* WORK ITEM *
How many lines below hold "content"? Answer with only the number.
BEGIN INFORMATION GIVEN
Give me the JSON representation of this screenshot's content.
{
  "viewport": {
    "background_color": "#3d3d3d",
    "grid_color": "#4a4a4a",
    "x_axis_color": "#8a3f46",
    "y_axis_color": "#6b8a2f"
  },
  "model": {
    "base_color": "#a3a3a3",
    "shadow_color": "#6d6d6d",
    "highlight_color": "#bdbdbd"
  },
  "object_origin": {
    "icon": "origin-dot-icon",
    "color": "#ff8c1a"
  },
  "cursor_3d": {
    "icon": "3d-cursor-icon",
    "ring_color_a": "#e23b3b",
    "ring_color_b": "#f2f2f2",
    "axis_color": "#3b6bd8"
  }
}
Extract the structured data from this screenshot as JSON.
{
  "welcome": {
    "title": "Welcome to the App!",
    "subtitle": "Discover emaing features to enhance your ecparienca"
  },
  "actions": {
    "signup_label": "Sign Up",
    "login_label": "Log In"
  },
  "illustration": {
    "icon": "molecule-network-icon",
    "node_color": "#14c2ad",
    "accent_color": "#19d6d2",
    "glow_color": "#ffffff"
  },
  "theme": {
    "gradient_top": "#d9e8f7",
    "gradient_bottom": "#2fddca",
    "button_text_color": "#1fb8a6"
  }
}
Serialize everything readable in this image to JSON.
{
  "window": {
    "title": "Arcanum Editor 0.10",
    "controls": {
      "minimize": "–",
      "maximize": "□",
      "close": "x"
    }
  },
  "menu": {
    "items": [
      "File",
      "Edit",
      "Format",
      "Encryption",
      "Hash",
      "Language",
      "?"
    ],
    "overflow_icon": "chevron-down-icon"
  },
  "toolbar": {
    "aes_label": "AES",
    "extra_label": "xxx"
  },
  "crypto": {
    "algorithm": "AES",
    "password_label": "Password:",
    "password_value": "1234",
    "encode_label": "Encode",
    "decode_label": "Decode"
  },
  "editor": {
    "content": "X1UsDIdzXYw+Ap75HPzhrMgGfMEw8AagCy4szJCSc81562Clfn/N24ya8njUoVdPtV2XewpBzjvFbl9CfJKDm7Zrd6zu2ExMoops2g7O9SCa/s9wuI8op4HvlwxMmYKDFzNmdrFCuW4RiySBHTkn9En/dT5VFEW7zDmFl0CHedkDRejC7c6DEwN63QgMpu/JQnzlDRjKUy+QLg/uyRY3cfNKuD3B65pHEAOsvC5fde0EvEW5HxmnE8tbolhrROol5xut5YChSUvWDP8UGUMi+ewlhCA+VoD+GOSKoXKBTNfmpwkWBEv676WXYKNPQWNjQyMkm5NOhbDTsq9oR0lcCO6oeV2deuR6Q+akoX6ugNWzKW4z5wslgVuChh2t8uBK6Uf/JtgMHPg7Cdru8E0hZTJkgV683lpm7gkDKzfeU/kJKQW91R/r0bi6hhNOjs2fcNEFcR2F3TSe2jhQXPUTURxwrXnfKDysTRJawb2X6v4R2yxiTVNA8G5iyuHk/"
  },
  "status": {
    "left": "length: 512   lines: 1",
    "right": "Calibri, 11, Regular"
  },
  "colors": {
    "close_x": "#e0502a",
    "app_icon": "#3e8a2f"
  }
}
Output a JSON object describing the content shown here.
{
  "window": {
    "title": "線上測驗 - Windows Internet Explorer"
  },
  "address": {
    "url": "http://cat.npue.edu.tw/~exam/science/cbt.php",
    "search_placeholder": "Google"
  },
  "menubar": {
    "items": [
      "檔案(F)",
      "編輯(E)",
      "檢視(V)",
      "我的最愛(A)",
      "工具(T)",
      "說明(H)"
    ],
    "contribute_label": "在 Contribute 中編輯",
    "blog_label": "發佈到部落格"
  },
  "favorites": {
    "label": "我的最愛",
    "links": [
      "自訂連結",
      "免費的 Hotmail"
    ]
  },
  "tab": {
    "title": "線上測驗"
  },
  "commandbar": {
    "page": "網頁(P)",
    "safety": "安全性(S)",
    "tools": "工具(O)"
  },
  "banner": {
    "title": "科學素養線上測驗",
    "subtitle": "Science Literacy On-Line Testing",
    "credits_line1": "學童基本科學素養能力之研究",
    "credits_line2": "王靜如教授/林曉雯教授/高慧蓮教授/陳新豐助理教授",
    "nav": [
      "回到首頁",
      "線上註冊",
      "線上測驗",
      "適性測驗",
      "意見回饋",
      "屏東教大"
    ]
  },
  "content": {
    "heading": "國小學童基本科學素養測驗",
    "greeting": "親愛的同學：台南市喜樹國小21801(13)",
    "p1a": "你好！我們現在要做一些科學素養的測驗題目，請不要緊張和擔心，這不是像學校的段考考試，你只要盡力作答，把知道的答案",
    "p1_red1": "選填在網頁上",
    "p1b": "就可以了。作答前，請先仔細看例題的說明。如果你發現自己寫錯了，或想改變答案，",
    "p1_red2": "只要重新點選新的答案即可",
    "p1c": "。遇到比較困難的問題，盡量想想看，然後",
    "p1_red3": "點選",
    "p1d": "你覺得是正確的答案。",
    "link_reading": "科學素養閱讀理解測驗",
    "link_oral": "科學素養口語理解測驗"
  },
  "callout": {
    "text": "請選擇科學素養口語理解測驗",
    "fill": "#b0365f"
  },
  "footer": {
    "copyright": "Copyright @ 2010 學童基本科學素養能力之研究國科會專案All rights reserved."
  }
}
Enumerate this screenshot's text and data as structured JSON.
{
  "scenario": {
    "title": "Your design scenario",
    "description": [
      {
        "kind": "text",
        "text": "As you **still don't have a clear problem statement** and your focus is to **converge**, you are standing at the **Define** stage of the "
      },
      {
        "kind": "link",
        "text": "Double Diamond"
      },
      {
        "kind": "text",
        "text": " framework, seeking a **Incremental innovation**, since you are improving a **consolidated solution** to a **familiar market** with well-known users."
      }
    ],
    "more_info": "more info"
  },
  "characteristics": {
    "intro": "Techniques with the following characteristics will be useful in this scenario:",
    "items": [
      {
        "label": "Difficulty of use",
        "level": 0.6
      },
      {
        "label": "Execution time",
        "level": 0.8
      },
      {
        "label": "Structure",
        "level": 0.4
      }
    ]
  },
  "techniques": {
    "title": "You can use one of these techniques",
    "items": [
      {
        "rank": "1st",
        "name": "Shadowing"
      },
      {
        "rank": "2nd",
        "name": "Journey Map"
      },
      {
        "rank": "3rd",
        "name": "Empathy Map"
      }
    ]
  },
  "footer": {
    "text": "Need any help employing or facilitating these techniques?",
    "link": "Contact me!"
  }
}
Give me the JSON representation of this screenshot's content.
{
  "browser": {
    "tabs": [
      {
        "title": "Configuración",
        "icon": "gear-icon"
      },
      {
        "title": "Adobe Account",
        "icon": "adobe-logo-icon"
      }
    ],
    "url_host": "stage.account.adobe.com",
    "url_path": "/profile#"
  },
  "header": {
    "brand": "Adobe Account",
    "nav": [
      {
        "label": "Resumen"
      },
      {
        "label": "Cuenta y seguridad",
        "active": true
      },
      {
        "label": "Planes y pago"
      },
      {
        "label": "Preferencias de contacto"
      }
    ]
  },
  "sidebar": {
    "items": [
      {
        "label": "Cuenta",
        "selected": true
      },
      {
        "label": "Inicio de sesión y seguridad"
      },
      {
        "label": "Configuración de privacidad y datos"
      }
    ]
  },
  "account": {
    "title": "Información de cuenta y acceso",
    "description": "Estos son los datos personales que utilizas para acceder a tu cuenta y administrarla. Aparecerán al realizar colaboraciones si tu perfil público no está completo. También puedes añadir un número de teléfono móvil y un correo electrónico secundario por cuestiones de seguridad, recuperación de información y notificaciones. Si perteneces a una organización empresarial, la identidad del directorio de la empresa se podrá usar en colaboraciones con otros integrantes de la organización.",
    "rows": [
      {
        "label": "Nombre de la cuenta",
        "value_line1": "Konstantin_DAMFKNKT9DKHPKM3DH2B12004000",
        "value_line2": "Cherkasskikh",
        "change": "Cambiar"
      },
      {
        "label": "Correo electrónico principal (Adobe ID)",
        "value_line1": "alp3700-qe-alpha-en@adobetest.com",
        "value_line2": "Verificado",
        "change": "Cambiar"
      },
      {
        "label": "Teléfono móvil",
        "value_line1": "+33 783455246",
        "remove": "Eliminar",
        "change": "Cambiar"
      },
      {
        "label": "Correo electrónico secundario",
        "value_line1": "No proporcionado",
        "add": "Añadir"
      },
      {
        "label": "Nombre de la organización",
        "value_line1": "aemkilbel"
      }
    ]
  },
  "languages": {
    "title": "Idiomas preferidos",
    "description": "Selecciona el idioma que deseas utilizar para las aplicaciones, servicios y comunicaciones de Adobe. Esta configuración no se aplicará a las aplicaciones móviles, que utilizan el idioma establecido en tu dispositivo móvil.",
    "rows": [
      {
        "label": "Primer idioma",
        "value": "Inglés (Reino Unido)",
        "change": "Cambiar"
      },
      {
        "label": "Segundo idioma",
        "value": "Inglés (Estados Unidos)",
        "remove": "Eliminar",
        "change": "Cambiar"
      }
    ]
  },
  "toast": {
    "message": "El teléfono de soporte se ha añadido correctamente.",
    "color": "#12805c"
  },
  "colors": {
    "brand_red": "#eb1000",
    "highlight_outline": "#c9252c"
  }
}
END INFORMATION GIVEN
* SOLUTION TO THE EXERCISE *
5